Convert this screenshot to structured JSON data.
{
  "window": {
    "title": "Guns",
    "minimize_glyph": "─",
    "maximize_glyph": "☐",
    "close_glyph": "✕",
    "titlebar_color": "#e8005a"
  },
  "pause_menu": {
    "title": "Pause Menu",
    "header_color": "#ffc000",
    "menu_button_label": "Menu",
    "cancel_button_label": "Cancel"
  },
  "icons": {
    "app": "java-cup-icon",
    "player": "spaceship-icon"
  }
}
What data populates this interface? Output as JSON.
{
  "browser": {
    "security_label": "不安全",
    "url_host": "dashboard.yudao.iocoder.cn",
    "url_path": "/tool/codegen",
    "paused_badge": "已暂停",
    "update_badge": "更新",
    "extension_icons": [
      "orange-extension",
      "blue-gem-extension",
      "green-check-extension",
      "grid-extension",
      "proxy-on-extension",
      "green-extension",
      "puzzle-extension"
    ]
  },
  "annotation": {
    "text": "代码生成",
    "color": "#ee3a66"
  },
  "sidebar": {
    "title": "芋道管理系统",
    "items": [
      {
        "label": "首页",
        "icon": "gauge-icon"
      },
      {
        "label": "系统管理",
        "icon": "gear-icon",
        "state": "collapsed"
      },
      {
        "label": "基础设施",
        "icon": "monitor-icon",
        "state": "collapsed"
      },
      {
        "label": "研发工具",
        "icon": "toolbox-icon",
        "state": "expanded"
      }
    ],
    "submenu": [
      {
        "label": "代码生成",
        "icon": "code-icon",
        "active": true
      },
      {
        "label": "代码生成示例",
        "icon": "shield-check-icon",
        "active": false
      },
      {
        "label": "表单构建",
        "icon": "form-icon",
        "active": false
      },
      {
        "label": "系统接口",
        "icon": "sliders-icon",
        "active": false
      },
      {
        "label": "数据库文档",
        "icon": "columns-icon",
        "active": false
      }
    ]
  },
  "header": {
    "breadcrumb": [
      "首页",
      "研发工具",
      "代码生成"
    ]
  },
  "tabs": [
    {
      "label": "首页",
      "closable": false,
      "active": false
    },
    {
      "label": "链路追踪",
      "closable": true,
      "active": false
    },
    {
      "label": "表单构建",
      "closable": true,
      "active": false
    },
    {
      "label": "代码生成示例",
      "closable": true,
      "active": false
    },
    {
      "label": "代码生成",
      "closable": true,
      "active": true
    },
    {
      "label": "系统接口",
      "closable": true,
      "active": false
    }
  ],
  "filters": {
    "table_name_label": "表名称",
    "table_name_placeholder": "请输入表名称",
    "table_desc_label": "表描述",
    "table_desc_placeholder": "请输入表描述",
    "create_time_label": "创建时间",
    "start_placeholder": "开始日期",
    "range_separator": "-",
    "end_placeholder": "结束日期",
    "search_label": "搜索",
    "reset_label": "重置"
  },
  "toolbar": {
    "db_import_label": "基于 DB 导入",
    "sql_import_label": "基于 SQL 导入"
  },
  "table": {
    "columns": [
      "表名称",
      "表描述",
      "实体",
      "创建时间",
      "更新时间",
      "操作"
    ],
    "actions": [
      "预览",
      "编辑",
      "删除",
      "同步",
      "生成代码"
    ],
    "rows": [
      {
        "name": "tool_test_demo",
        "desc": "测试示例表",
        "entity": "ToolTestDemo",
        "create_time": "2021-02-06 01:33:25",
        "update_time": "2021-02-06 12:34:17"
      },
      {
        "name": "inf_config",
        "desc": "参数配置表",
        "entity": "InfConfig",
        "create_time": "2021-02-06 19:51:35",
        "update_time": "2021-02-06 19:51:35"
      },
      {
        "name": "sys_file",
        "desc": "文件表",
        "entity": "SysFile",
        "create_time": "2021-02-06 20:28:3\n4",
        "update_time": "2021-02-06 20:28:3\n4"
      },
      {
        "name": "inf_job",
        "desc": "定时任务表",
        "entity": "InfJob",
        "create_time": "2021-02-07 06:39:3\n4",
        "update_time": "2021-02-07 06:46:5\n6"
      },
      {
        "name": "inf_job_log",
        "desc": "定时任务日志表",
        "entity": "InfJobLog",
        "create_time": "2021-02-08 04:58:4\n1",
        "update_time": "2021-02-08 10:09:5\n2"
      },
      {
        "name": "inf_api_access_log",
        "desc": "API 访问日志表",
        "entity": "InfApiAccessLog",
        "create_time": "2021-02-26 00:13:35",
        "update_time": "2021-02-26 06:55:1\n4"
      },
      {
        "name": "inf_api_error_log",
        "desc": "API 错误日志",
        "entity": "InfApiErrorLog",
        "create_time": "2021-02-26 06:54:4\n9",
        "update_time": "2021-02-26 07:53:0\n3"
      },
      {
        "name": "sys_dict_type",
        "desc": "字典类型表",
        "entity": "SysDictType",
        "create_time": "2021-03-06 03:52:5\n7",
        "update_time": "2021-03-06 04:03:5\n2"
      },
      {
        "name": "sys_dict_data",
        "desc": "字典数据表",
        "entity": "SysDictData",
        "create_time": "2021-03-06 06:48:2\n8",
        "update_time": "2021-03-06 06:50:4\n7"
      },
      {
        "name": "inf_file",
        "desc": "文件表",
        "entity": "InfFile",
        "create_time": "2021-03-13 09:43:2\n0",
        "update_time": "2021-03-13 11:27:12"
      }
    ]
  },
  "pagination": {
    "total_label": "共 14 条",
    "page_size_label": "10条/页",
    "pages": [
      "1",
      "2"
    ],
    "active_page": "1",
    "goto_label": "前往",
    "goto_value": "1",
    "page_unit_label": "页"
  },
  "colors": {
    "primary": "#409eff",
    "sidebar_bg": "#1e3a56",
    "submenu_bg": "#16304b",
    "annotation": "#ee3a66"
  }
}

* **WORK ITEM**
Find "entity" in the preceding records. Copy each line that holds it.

* **ANSWER**
        "entity": "ToolTestDemo",
        "entity": "InfConfig",
        "entity": "SysFile",
        "entity": "InfJob",
        "entity": "InfJobLog",
        "entity": "InfApiAccessLog",
        "entity": "InfApiErrorLog",
        "entity": "SysDictType",
        "entity": "SysDictData",
        "entity": "InfFile",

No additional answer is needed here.